▶ _Problem requirements_
Pull each line containing "star" from the data.

[Dataset entries]
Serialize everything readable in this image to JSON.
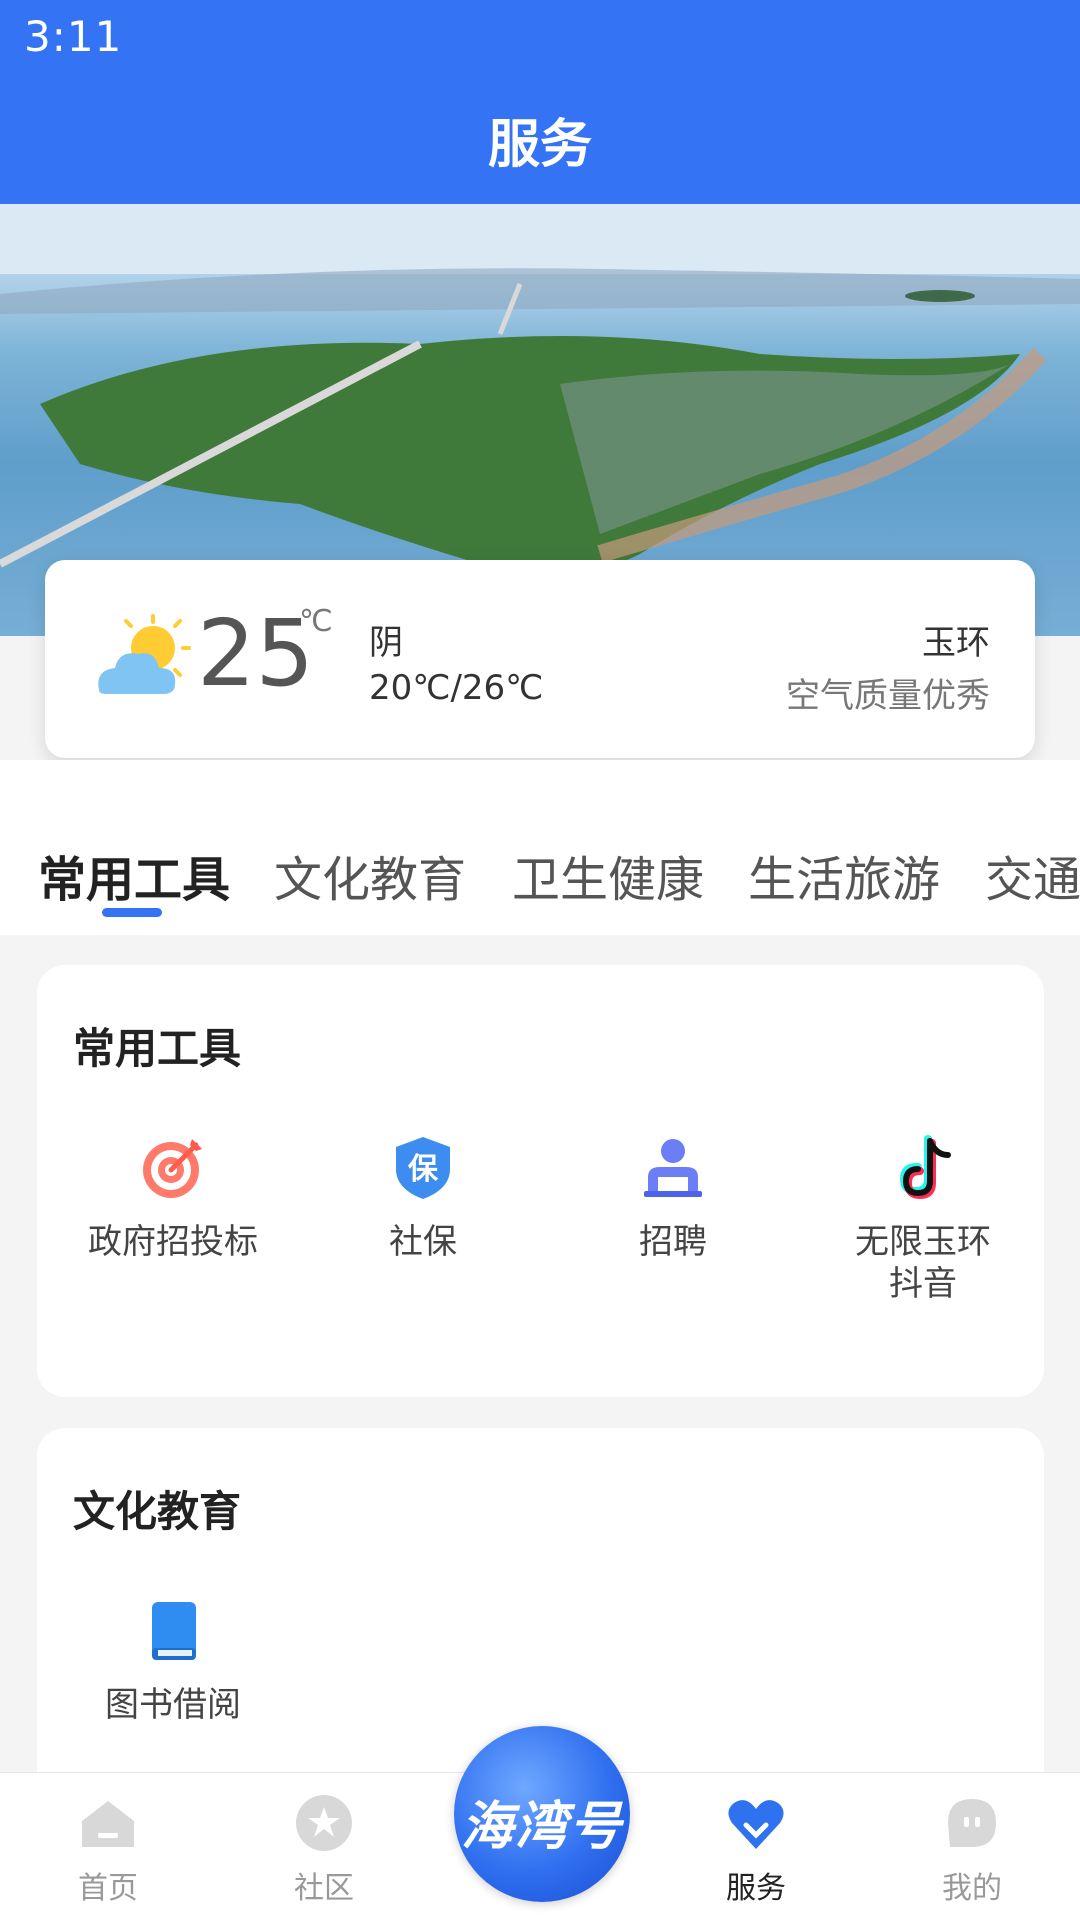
{
  "status_bar": {
    "time": "3:11"
  },
  "header": {
    "title": "服务"
  },
  "weather": {
    "temperature": "25",
    "unit": "℃",
    "condition": "阴",
    "range": "20℃/26℃",
    "city": "玉环",
    "air_quality": "空气质量优秀"
  },
  "tabs": [
    {
      "label": "常用工具"
    },
    {
      "label": "文化教育"
    },
    {
      "label": "卫生健康"
    },
    {
      "label": "生活旅游"
    },
    {
      "label": "交通"
    }
  ],
  "sections": [
    {
      "title": "常用工具",
      "tools": [
        {
          "label": "政府招投标",
          "icon": "target-icon"
        },
        {
          "label": "社保",
          "icon": "shield-icon"
        },
        {
          "label": "招聘",
          "icon": "recruit-person-icon"
        },
        {
          "label": "无限玉环\n抖音",
          "icon": "tiktok-icon"
        }
      ]
    },
    {
      "title": "文化教育",
      "tools": [
        {
          "label": "图书借阅",
          "icon": "book-icon"
        }
      ]
    }
  ],
  "bottom_nav": [
    {
      "label": "首页",
      "icon": "home-icon"
    },
    {
      "label": "社区",
      "icon": "star-icon"
    },
    {
      "label": "服务",
      "icon": "heart-icon"
    },
    {
      "label": "我的",
      "icon": "profile-icon"
    }
  ],
  "center_logo": {
    "text": "海湾号"
  },
  "colors": {
    "primary": "#3573f5",
    "background": "#f4f4f4"
  }
}
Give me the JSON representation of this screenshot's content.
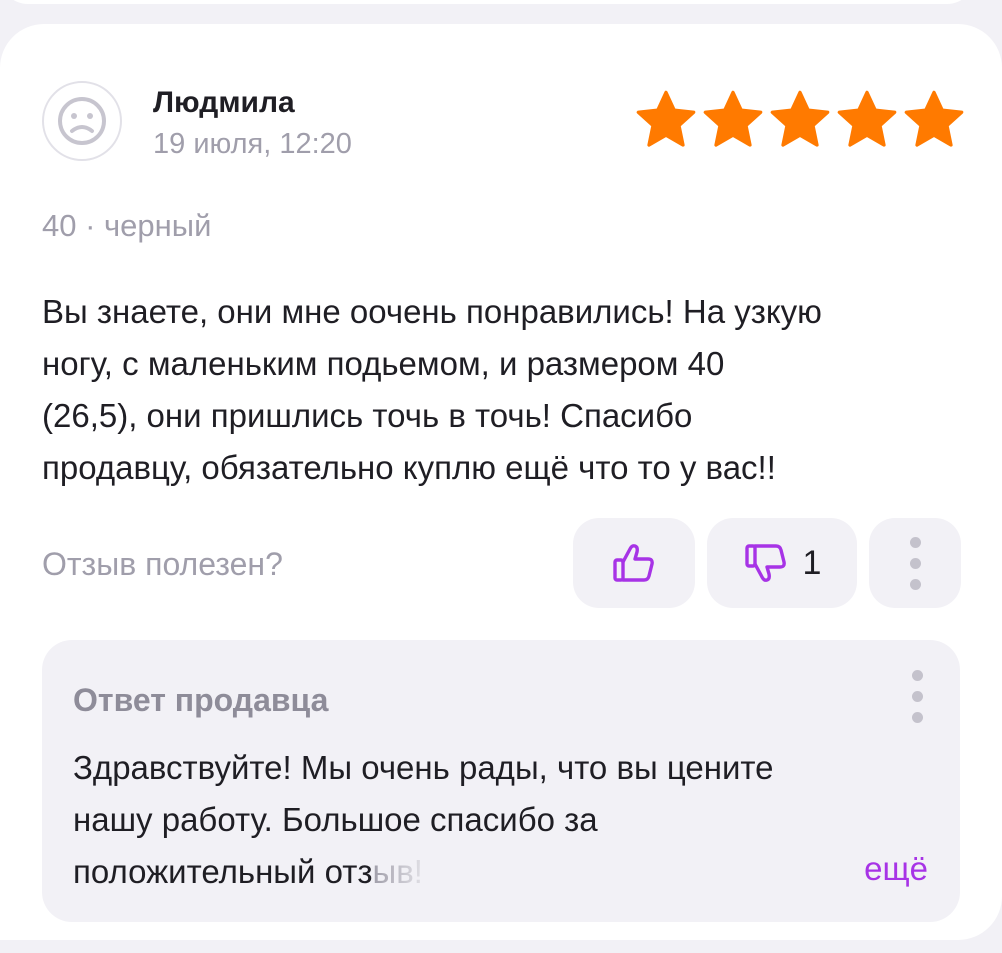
{
  "review": {
    "author": "Людмила",
    "date": "19 июля, 12:20",
    "rating": 5,
    "variant": "40 · черный",
    "text_lines": [
      "Вы знаете, они мне оочень понравились! На узкую",
      "ногу, с маленьким подьемом, и размером 40",
      "(26,5), они пришлись точь в точь! Спасибо",
      "продавцу, обязательно куплю ещё что то у вас!!"
    ]
  },
  "feedback": {
    "helpful_label": "Отзыв полезен?",
    "dislike_count": "1"
  },
  "seller_reply": {
    "title": "Ответ продавца",
    "line_1": "Здравствуйте! Мы очень рады, что вы цените",
    "line_2": "нашу работу. Большое спасибо за",
    "line_3_main": "положительный отз",
    "line_3_faded": "ыв!",
    "more_label": "ещё"
  },
  "icons": {
    "avatar": "sad-face-icon",
    "rating": "star-icon",
    "like": "thumbs-up-icon",
    "dislike": "thumbs-down-icon",
    "more": "vertical-dots-icon"
  },
  "colors": {
    "star": "#ff7a00",
    "accent": "#a733e6",
    "muted_text": "#a09eab",
    "button_bg": "#f2f1f6"
  }
}
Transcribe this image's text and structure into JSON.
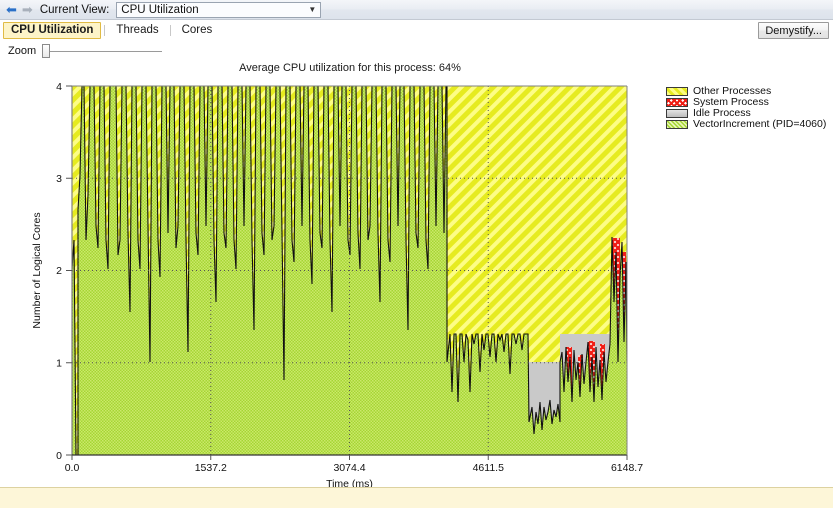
{
  "toolbar": {
    "back_icon": "arrow-left-icon",
    "forward_icon": "arrow-right-icon",
    "current_view_label": "Current View:",
    "current_view_value": "CPU Utilization",
    "dropdown_arrow": "▼"
  },
  "tabs": [
    {
      "label": "CPU Utilization",
      "active": true
    },
    {
      "label": "Threads",
      "active": false
    },
    {
      "label": "Cores",
      "active": false
    }
  ],
  "buttons": {
    "demystify": "Demystify..."
  },
  "zoom": {
    "label": "Zoom",
    "value": 0
  },
  "chart_data": {
    "type": "area",
    "title": "Average CPU utilization for this process: 64%",
    "xlabel": "Time (ms)",
    "ylabel": "Number of Logical Cores",
    "xlim": [
      0.0,
      6148.7
    ],
    "ylim": [
      0,
      4
    ],
    "xticks": [
      "0.0",
      "1537.2",
      "3074.4",
      "4611.5",
      "6148.7"
    ],
    "xtick_values": [
      0.0,
      1537.2,
      3074.4,
      4611.5,
      6148.7
    ],
    "yticks": [
      "0",
      "1",
      "2",
      "3",
      "4"
    ],
    "ytick_values": [
      0,
      1,
      2,
      3,
      4
    ],
    "grid": true,
    "stacked": true,
    "legend_position": "right",
    "series": [
      {
        "name": "Other Processes",
        "color": "#e3e81e",
        "pattern": "diagonal-stripe",
        "legend_order": 1
      },
      {
        "name": "System Process",
        "color": "#ef2a1e",
        "pattern": "cross-hatch",
        "legend_order": 2
      },
      {
        "name": "Idle Process",
        "color": "#c6c6c6",
        "pattern": "solid",
        "legend_order": 3
      },
      {
        "name": "VectorIncrement (PID=4060)",
        "color": "#9acd32",
        "pattern": "fine-hatch",
        "legend_order": 4
      }
    ],
    "annotations": {
      "average_utilization_percent": 64,
      "total_logical_cores": 4,
      "process_name": "VectorIncrement",
      "process_pid": 4060
    }
  },
  "legend": [
    {
      "label": "Other Processes",
      "color": "#e3e81e"
    },
    {
      "label": "System Process",
      "color": "#ef2a1e"
    },
    {
      "label": "Idle Process",
      "color": "#c6c6c6"
    },
    {
      "label": "VectorIncrement (PID=4060)",
      "color": "#9acd32"
    }
  ]
}
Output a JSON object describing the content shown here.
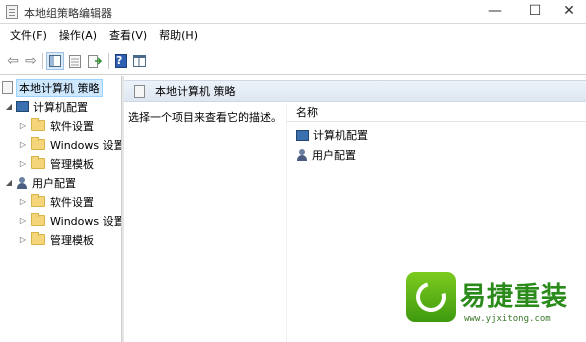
{
  "window": {
    "title": "本地组策略编辑器",
    "min_glyph": "—",
    "max_glyph": "☐",
    "close_glyph": "✕"
  },
  "menu": [
    "文件(F)",
    "操作(A)",
    "查看(V)",
    "帮助(H)"
  ],
  "toolbar": {
    "buttons": [
      "back-arrow-icon",
      "forward-arrow-icon",
      "show-hide-tree-icon",
      "properties-icon",
      "export-list-icon",
      "help-icon",
      "extended-view-icon"
    ],
    "back": "⇦",
    "forward": "⇨",
    "help": "?"
  },
  "tree": {
    "root": "本地计算机 策略",
    "computer_config": "计算机配置",
    "user_config": "用户配置",
    "software_settings": "软件设置",
    "windows_settings": "Windows 设置",
    "admin_templates": "管理模板",
    "expanded_glyph": "◢",
    "collapsed_glyph": "▷"
  },
  "details": {
    "header": "本地计算机 策略",
    "description": "选择一个项目来查看它的描述。",
    "column_name": "名称",
    "items": [
      "计算机配置",
      "用户配置"
    ]
  },
  "watermark": {
    "brand": "易捷重装",
    "url": "www.yjxitong.com"
  }
}
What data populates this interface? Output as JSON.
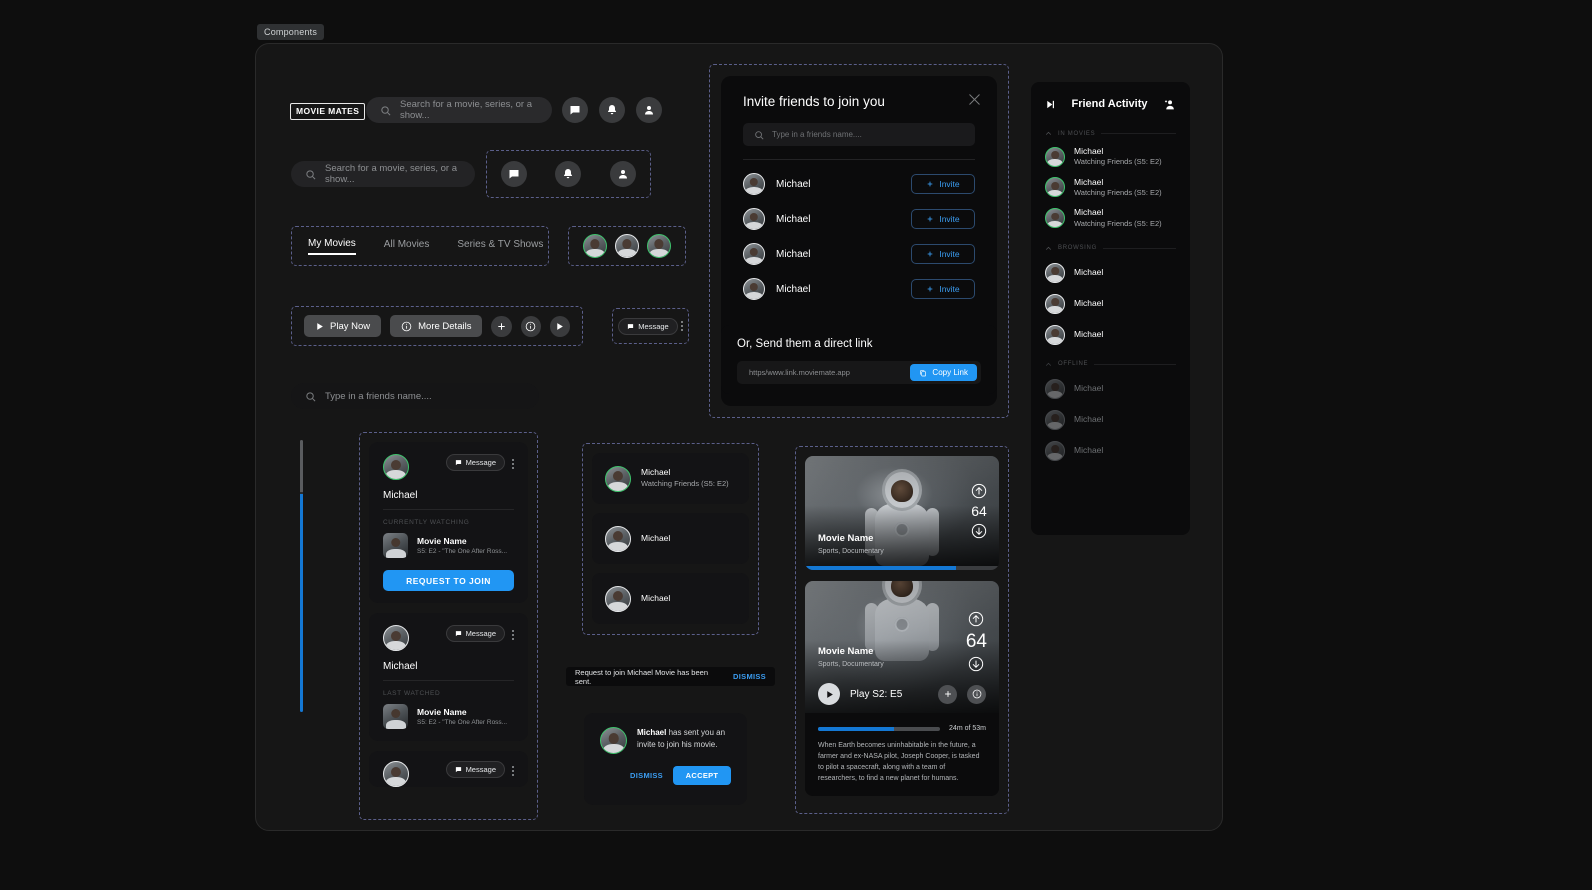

▶ _Solution below_
      "icon": "star-icon"
    "rating": "star-icon",
    "star": "#ff7a00",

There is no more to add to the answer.